How can I tell if someone is using my WiFi?

There are two main ways to see if someone is using your WiFi: using an app and accessing the router’s logs to check for strange media access control (MAC) addresses. Both methods have the drawback that they will show you solely the devices accessing the network at that moment.

“The only way I have seen apps or routers indicate that an unauthorized person is connected to a residential-grade Wi-Fi network is if the owner of the Wi-Fi network happens to look at the app or router interface while the unauthorized user is connected,” Miller said.

While this limits your sleuthing ability, it is still a useful tool for determining how secure your WiFi really is.

Search for property data on NeighborWho

Property Search

Owner Search

Checking via an app

Window users can download Wireless Network Watcher and Mac users can get Who Is On My WiFi, programs that list all the devices connected to your WiFi network at any given time.

Some names on the list may look unfamiliar, but remember that there may be things in your home beyond your laptops and tablets that are using your WiFi, like a smart thermostat, video doorbell or sound system. Try to match up each of these systems with a corresponding name.

Checking via router logs

Checking your wireless router logs is another way to check users or to get more info about the users you discovered using an app.

To find these logs, open a browser window and type your IP address into the address field. A box will ask you for a username and password for your router’s firmware. Your router will have default settings for this unless you set up your own. The default settings may be a username of admin and a password of password. If that doesn’t work, you may be able to use password-recovery to find it, or you can search for the brand of your router followed by “default username and password.”

Once you are able to log-in, navigate to an option with a name to the effect of “attached devices” or “client list” to find a list of all the devices that are accessing your WiFi. Account for ALL WiFi-enabled devices—from your smart sprinkler system to your cloud-connected lighting—before deciding that an unauthorized user is connected.
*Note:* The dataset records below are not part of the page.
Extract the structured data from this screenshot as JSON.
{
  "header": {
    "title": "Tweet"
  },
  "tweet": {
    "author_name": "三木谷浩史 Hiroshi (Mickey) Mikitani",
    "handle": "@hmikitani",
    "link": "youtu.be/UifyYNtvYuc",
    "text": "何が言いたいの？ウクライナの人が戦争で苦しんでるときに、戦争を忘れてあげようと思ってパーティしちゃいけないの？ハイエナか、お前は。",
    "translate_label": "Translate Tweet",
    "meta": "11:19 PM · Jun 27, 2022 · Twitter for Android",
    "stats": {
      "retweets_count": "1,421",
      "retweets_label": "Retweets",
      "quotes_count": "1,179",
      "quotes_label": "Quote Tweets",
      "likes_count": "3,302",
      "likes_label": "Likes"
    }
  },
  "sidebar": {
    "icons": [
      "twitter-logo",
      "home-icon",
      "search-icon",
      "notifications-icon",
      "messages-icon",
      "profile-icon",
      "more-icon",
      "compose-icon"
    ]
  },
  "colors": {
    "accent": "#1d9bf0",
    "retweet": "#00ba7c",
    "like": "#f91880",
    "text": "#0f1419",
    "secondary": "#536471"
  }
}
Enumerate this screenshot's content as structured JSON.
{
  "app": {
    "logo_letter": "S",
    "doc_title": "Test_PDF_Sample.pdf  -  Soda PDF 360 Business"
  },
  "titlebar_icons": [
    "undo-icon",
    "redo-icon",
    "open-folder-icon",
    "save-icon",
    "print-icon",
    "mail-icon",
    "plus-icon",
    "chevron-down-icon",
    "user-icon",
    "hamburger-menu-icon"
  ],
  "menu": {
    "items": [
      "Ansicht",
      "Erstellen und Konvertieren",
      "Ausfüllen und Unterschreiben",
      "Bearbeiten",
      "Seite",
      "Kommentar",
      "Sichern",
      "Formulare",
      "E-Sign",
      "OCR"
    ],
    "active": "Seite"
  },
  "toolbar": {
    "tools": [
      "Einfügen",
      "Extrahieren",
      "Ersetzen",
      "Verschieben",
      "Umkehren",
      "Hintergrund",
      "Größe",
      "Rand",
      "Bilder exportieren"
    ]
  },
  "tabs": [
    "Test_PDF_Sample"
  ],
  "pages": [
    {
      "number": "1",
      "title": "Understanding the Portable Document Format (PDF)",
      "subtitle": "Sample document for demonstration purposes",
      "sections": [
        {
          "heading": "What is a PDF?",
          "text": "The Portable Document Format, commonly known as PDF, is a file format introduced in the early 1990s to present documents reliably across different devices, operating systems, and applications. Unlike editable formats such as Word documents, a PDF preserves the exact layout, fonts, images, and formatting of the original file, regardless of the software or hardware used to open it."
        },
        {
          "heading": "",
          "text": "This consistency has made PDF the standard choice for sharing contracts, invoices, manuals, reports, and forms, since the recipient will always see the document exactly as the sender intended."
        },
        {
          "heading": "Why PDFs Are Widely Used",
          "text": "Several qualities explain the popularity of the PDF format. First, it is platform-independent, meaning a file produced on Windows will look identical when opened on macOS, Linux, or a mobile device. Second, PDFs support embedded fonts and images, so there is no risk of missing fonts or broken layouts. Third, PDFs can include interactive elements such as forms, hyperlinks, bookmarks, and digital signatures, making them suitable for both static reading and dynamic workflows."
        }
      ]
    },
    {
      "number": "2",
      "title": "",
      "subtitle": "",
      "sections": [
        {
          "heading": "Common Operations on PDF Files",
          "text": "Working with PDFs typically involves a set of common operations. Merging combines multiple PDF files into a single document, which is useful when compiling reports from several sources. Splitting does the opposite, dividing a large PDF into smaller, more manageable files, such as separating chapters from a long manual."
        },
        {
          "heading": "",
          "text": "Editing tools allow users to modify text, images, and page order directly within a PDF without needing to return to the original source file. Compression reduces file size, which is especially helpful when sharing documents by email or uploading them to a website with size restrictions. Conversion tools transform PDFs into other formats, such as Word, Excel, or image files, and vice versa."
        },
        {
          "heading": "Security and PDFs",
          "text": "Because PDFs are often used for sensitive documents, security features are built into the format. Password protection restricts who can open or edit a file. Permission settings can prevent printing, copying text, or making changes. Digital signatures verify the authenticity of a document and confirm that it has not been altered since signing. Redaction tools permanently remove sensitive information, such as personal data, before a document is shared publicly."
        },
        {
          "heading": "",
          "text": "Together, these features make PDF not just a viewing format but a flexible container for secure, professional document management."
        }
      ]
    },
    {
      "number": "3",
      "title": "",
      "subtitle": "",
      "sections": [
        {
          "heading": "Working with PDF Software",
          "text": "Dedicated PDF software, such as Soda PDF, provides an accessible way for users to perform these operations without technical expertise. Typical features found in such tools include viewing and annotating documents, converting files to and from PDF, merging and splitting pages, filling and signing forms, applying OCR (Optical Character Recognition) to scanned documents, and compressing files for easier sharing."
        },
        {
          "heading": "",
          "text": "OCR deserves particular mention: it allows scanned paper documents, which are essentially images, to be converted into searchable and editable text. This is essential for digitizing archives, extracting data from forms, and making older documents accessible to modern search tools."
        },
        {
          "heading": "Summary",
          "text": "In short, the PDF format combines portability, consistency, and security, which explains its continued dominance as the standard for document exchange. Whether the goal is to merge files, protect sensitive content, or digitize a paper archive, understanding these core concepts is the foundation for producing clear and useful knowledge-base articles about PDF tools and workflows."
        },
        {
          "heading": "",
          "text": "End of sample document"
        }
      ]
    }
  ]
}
What should I do if I find someone connected to my WiFi?

Don’t overreact if you see an unknown user connected to your WiFi. Chances are it’s someone looking for a moment of free WiFi as they pause somewhere near your place.

“Personally, I just let them stay connected,” said Miller. “In my experience, unauthorized WiFi users are on my WiFi for a short period of time.”

If you want to ensure the users you see snagging your WiFi can’t keep doing so, the first step is to reset your router’s password—or establish one if you don’t currently have one.

To do so, log into your wireless router’s administrative controls as you did when checking your router logs. Find a menu called “wireless” or something along those lines, and look for “security settings” or a similar option. You’ll be able to set the type of encryption, the authentication mode, the pre-shared key format and the pre-shared key. The pre-shared key is your password. After you have changed these things, reboot your router.

Miller recommends using WPA2 encryption, personal authentication mode, a passphrase key format, and a long password.

“If I ever noticed an unauthorized user connecting for multiple days, I would use a WPA2 Personal passphrase, with a length of at least 20 characters, which is impervious to cracking via off-the-rack hacking tools,” he said.

Creating a strong password and maintaining your firewalls will go a long way toward ensuring that your network remains safe from unwanted use.

Protect your data

WiFi is a valuable commodity in this interconnected world, so it’s no surprise that you may find people looking for a free hookup. Allowing unauthorized users access to your WiFi comes with relatively low risk, though it’s a good idea to institute strong network security to ensure you’ll have no problems with anything unknown users might do on your network.

Disclaimer: The above is solely intended for informational purposes and in no way constitutes legal advice or specific recommendations.